When e-readers first came out, I vowed never to get one.
They looked so cold and angular. For me, they took away an essential piece of a book’s allure. The artfully designed cover. The comfortable weight of a book in your hands. The texture of each page slipping through your fingers as you flip. The smile you get when you see the spine of one of your favorite books staring back at you as you wake up in the morning. The panache a well-decorated bookcase adds to a room. The smell of ink and paper, slowly aging as they mingle with oxygen.
I just love to luxuriate in books. Swim in them. Which could be why I look like I live in the stacks. And my bookshelves are constantly overflowing.
So, why did I change my mind?
As I got ready to go to Japan this summer, I remembered how hard it had been to find English language books in France. How expensive they had been. The limited number of selections. I also realized that I would be spending an hour of each day commuting to and from my language program.

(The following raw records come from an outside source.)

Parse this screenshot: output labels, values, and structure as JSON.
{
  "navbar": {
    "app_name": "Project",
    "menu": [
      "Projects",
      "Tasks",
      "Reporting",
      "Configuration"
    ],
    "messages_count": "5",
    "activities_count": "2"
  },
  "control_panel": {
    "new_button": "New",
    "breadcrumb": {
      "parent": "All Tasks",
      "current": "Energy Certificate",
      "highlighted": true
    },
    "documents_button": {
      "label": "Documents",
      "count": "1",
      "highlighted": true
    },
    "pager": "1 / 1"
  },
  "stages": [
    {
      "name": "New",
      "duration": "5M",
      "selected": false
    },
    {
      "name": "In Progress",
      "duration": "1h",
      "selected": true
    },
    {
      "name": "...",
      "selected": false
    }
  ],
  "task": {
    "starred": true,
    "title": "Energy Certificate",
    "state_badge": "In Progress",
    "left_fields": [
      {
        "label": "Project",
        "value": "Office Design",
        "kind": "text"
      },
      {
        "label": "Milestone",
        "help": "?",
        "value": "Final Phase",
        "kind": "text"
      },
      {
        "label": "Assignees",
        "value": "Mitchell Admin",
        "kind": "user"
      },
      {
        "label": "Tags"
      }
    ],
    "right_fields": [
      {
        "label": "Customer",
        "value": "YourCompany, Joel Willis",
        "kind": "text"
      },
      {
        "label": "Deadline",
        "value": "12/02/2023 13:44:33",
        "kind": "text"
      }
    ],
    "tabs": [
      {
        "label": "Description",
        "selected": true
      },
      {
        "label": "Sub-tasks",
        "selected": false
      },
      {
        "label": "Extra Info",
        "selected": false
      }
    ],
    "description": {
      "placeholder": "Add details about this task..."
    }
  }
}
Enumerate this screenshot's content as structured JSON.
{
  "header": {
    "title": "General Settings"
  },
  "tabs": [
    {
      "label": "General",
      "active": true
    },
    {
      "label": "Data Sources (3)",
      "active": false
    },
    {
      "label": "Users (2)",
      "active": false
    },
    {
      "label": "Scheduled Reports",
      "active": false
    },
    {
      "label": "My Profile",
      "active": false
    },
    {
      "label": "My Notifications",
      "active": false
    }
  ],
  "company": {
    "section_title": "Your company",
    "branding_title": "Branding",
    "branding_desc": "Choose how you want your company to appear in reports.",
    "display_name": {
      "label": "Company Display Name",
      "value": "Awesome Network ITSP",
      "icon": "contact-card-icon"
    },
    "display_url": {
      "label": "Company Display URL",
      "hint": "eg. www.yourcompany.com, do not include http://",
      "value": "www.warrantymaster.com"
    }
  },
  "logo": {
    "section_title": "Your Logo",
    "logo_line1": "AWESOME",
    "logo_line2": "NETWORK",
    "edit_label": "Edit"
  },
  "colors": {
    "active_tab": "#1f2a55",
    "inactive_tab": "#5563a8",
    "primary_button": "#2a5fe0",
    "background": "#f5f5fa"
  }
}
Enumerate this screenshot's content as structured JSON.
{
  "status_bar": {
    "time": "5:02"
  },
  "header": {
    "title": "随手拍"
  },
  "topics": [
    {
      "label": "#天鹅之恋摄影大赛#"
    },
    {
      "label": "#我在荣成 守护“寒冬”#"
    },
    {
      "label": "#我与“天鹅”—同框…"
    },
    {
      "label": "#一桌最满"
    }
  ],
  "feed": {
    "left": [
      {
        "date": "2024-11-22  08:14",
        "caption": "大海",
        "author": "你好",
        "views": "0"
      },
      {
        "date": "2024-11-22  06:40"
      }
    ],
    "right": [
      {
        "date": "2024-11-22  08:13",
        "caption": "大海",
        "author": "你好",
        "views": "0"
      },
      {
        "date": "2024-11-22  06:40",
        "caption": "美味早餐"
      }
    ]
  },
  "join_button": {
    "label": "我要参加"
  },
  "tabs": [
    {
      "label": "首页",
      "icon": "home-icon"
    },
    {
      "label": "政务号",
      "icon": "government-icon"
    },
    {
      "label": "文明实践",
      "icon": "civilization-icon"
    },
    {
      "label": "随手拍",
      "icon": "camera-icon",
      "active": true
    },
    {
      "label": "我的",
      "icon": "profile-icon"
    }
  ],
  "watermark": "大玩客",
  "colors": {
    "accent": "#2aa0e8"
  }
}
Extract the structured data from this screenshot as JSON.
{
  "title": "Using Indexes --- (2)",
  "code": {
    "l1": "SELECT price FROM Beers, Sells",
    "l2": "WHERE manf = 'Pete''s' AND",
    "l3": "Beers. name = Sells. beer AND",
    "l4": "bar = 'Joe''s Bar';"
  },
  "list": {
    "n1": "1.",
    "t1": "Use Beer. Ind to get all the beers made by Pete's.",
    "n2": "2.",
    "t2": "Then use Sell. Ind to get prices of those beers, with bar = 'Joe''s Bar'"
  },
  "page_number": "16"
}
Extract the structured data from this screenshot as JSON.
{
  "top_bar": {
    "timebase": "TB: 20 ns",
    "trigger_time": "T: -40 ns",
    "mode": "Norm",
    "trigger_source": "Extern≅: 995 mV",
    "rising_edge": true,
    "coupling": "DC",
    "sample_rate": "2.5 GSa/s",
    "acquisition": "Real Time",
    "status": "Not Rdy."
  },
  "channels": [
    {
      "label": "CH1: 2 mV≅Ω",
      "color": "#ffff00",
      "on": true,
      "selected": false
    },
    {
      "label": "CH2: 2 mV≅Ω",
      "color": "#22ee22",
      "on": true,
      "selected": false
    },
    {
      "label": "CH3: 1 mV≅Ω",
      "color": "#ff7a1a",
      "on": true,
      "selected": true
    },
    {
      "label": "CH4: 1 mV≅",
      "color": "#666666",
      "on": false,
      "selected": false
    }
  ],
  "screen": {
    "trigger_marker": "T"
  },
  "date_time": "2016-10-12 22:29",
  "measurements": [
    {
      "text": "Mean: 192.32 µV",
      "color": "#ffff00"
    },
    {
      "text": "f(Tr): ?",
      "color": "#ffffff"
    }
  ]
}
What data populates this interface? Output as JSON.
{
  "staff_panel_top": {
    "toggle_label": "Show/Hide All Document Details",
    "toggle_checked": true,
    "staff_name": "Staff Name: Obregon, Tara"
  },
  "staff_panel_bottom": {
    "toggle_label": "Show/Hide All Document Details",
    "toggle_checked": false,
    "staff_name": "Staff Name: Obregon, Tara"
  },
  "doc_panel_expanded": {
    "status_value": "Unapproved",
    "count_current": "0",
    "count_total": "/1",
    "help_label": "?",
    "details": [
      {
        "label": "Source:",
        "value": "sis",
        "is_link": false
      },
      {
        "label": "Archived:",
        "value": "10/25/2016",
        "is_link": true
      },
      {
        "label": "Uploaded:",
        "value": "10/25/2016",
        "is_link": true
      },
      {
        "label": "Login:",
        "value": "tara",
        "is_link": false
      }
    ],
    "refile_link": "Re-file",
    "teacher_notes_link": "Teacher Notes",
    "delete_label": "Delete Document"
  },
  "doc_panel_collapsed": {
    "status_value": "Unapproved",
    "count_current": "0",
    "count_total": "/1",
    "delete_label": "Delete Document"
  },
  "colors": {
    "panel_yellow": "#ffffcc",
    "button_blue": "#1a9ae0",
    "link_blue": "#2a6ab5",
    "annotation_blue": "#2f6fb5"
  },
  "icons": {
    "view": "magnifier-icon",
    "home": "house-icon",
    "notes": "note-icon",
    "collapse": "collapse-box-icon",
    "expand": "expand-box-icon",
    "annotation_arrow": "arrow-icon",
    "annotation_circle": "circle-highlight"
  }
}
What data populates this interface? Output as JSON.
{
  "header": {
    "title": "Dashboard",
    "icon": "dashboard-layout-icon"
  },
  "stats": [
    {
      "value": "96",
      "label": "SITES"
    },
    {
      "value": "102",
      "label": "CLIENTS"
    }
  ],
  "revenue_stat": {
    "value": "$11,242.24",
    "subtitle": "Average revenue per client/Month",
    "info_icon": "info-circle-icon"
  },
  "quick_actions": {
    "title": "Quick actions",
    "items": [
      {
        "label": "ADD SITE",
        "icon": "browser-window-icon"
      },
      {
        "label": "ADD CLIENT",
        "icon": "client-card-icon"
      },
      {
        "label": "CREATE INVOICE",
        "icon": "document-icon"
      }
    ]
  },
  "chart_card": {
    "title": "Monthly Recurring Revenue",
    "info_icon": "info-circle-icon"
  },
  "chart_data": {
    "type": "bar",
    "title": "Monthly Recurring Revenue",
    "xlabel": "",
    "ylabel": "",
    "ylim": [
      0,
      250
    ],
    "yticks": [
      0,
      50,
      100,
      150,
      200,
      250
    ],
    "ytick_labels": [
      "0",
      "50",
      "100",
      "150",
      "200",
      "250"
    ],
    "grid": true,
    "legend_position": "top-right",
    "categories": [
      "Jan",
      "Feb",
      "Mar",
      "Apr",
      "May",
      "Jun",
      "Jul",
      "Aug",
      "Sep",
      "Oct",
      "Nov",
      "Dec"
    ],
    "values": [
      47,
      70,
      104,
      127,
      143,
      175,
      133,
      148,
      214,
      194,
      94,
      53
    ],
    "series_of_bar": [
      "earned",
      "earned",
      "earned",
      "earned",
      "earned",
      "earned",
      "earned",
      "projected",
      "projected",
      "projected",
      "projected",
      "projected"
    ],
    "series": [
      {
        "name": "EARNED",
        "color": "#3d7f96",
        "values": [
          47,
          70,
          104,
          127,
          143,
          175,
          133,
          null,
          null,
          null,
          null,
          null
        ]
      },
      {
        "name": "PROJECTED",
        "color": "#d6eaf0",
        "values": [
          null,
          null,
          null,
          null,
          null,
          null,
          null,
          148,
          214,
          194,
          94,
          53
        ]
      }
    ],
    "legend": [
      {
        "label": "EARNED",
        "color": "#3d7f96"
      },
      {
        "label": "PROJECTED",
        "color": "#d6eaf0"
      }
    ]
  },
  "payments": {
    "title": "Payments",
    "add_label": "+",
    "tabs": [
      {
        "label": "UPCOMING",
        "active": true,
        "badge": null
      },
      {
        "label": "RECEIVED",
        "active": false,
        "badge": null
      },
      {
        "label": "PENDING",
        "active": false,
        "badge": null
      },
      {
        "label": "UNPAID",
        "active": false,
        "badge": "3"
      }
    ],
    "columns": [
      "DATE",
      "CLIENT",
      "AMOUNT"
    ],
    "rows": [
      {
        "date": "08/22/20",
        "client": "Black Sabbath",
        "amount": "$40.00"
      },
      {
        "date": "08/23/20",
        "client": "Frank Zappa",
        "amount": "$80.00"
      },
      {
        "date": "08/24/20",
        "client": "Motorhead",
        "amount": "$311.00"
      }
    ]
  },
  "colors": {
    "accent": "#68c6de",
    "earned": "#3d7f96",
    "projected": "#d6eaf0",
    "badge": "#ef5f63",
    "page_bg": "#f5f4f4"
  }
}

And books get heavy and unwieldy. Plus, during the rainy season, they have a tendency to get wet. And ruined. And smell.
My literary tastes can also be a bit impulsive. Sometimes, I’ll see a book, and go: “I have to read it, NOW!!” Usually, by then the library and Barnes and Noble are closed. It’s snowing. I don’t have a car. Instant access e-books solved (or, perhaps, abetted) my dark compulsion.
By then, I was also rolling the idea of entering publishing around in the back of my mind. If I ever wanted to be in publishing, I knew I would have to bite the bullet and buy one of the insidious electronic rectangles. E-books are part of the industry now, and there’s no escaping. Better to throw yourself into the ocean than let yourself be taken kicking and screaming.
After doing bit of market research, I settled on the latest Kindle. I limited my spirit of reticent compromise to the most basic and inexpensive model, the $69 one with the 6″ display. I didn’t want emailing, youtubing, blogging, twittering, and facebooking disrupting my read with constant pinging and dinging. Or, with the temptation to “just to take a quick peek.”
I glared apprehensively at the smiling box when it arrived.
It was easy enough to set up. I uploaded a few books for my flight. And then I didn’t touch it until I was waiting in the terminal. The thirteen hour sleepless ordeal that was a flight to Japan from Chicago endeared me to the little guy. It was so small. So convenient. And after thirteen hours, my arms were only partially numb.
We bonded further still over our daily commute.
Since I’ve gotten back, I haven’t used my Kindle as much. It’s hard to Kindle and drive. But, I find that I still use it for long trips. Checking out library e-books. And that occasional must-read-now! title.
Kindle will never replace books for me, but it’s earned a place on my bookshelf.